──────── Information shown
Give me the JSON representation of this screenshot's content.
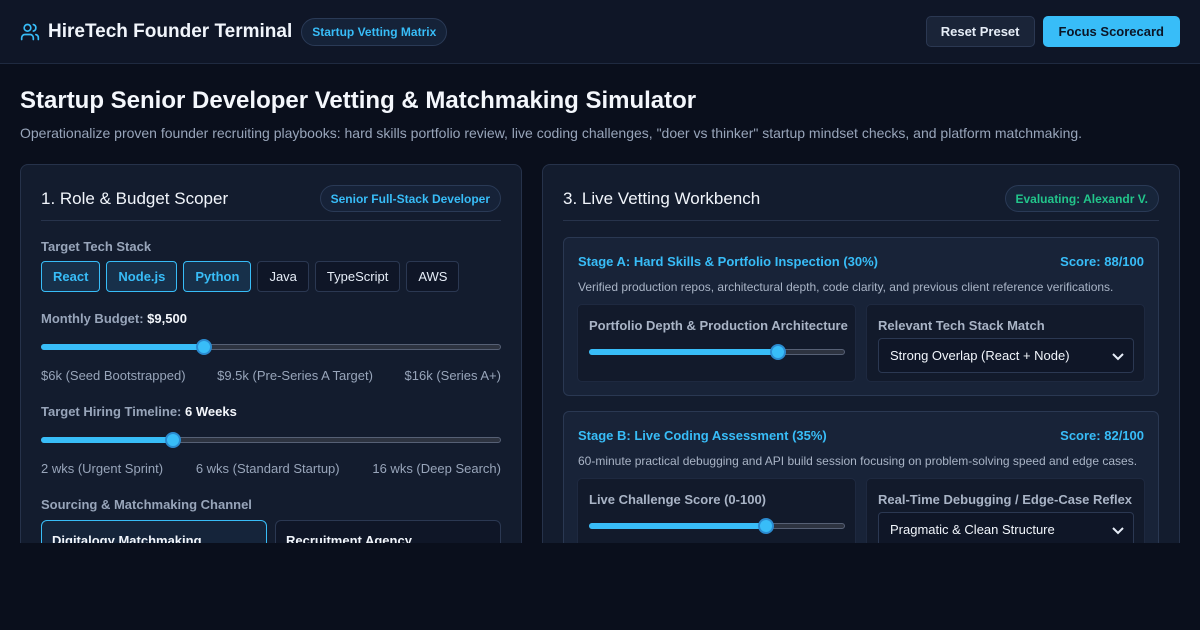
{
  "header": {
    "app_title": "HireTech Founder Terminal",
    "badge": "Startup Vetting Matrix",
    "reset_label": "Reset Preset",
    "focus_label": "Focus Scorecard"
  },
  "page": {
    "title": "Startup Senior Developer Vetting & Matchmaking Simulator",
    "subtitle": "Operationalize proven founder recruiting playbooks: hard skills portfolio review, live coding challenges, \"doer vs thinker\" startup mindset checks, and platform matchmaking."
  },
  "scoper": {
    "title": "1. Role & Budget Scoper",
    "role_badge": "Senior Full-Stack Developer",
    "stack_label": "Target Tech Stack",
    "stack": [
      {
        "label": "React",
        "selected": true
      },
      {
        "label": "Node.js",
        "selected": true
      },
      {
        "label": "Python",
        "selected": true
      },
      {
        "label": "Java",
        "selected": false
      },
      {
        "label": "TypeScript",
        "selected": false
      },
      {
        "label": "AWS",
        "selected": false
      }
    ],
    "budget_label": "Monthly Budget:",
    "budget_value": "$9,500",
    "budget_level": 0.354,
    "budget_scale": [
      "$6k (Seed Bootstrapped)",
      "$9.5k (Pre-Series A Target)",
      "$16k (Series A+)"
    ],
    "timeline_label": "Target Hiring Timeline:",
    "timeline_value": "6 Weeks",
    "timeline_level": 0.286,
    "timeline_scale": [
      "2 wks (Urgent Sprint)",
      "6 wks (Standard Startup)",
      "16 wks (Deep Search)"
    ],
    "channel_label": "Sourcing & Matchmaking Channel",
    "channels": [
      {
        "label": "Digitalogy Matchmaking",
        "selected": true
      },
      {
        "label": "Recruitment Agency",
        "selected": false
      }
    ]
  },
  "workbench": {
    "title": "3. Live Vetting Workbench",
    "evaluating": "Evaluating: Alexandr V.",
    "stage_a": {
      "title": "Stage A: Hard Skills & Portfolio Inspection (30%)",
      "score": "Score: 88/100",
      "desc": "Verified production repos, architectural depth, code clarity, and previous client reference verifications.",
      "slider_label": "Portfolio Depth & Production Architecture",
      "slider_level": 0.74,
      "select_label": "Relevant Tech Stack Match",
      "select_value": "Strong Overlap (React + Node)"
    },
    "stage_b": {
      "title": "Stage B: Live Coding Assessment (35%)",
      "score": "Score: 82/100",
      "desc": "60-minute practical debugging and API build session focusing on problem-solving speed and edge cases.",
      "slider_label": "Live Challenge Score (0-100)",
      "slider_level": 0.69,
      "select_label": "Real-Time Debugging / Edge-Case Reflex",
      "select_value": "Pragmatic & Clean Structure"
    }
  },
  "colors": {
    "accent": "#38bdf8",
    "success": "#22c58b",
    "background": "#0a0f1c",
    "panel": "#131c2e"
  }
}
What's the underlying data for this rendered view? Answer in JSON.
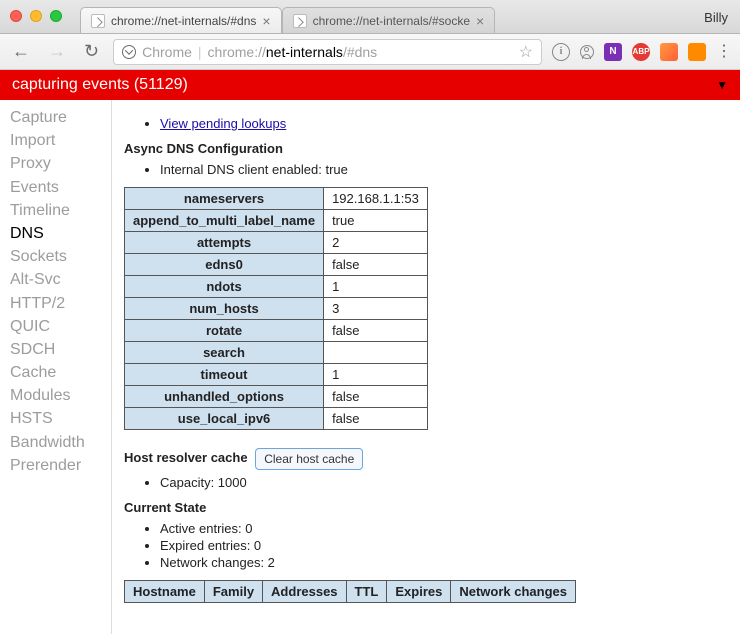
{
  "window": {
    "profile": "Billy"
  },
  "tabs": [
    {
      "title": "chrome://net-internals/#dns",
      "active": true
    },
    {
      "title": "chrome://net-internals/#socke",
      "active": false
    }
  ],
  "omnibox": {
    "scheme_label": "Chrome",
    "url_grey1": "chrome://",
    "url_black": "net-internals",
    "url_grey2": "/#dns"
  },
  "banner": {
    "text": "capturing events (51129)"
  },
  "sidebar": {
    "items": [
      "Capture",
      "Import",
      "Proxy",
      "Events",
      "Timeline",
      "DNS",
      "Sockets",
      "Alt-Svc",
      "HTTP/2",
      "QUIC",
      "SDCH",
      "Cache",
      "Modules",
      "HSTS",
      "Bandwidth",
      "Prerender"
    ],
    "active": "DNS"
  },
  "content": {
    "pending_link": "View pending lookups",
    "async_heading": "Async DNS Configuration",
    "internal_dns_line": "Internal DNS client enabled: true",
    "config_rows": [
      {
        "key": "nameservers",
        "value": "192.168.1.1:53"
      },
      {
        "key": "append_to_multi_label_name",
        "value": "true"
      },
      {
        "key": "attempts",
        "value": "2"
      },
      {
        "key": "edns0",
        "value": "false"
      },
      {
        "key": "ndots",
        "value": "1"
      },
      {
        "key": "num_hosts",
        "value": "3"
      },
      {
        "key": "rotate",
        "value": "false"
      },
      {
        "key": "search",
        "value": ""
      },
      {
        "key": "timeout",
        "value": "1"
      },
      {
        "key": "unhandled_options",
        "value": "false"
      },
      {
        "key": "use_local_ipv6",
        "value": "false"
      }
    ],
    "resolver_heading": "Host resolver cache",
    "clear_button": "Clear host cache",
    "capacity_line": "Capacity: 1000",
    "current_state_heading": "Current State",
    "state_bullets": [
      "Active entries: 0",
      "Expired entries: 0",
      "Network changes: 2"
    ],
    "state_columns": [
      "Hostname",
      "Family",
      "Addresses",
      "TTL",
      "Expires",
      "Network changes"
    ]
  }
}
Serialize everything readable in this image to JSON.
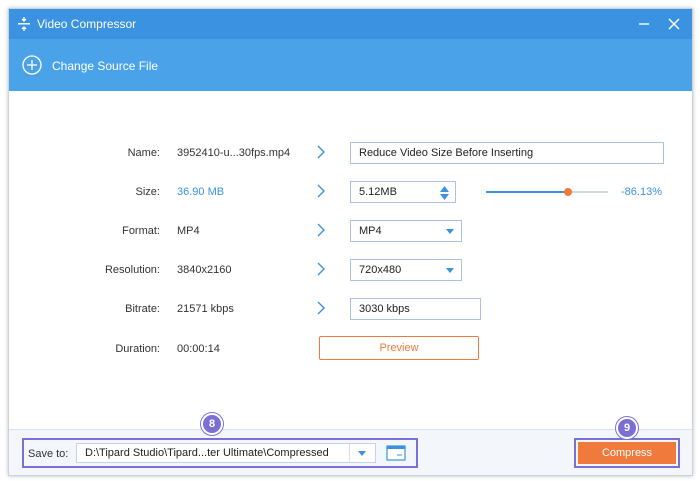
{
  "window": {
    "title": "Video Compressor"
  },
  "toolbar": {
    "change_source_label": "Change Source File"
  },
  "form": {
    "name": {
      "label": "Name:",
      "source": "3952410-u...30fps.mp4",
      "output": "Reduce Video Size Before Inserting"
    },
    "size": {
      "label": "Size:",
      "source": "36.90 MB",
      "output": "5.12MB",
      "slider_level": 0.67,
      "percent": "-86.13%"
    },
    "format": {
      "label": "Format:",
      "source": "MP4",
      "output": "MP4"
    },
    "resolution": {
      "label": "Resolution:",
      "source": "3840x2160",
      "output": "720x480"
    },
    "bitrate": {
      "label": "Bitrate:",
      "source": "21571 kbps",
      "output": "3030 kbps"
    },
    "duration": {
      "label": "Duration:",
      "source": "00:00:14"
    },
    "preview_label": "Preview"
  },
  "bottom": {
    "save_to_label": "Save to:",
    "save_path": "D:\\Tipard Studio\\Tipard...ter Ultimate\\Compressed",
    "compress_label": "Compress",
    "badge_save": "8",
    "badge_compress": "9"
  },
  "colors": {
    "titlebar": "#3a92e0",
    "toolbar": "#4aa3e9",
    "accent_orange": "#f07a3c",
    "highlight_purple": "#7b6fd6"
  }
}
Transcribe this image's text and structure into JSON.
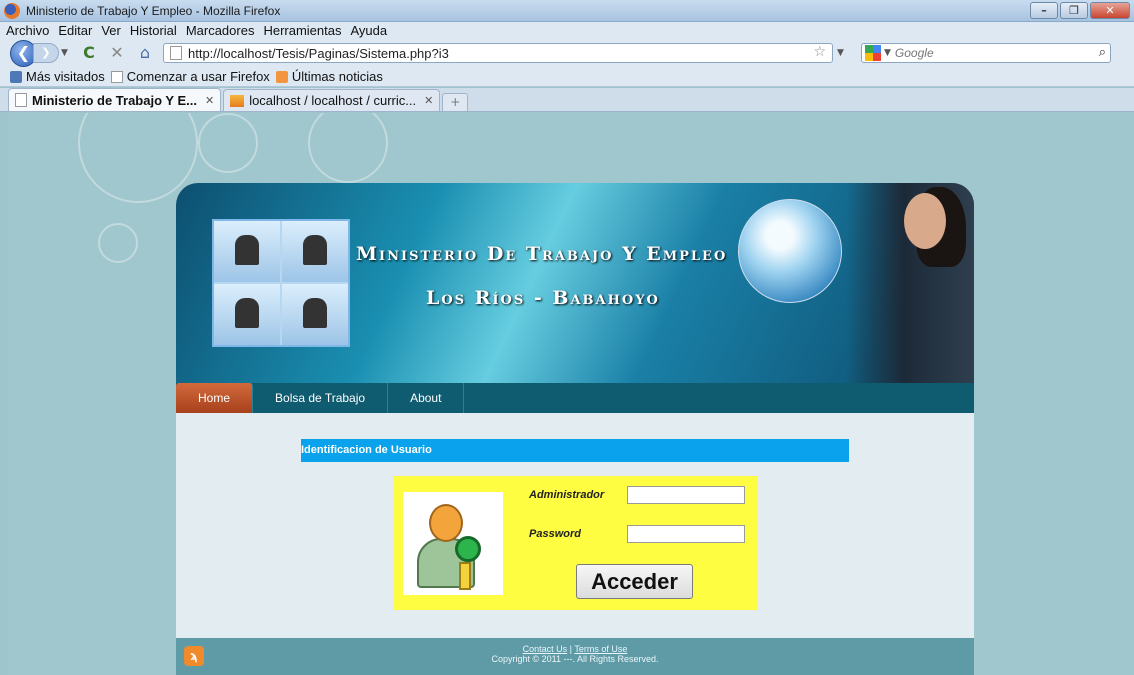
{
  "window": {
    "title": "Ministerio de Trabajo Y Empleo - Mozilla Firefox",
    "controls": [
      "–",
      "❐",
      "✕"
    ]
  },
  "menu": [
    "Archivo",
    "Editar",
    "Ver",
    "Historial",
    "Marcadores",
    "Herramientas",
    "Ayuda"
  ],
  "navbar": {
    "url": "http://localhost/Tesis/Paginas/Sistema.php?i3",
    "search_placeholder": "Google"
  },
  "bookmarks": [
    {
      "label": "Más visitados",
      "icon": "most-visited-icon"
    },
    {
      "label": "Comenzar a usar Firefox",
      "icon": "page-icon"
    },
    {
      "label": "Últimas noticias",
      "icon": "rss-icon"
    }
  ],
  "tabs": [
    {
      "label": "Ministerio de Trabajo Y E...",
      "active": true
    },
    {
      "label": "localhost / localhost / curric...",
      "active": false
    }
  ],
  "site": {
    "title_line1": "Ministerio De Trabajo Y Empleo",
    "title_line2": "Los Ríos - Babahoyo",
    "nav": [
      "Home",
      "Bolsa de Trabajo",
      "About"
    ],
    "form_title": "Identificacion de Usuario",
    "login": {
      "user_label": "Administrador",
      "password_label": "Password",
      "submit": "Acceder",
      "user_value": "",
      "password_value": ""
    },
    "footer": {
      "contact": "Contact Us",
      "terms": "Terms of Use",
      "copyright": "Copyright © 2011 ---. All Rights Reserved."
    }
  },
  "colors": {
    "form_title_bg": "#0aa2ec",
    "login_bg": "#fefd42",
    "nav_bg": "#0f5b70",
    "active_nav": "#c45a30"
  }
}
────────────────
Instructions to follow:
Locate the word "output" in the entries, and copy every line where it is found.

Problem solution:
      "output": "Reduce Video Size Before Inserting"
      "output": "5.12MB",
      "output": "MP4"
      "output": "720x480"
      "output": "3030 kbps"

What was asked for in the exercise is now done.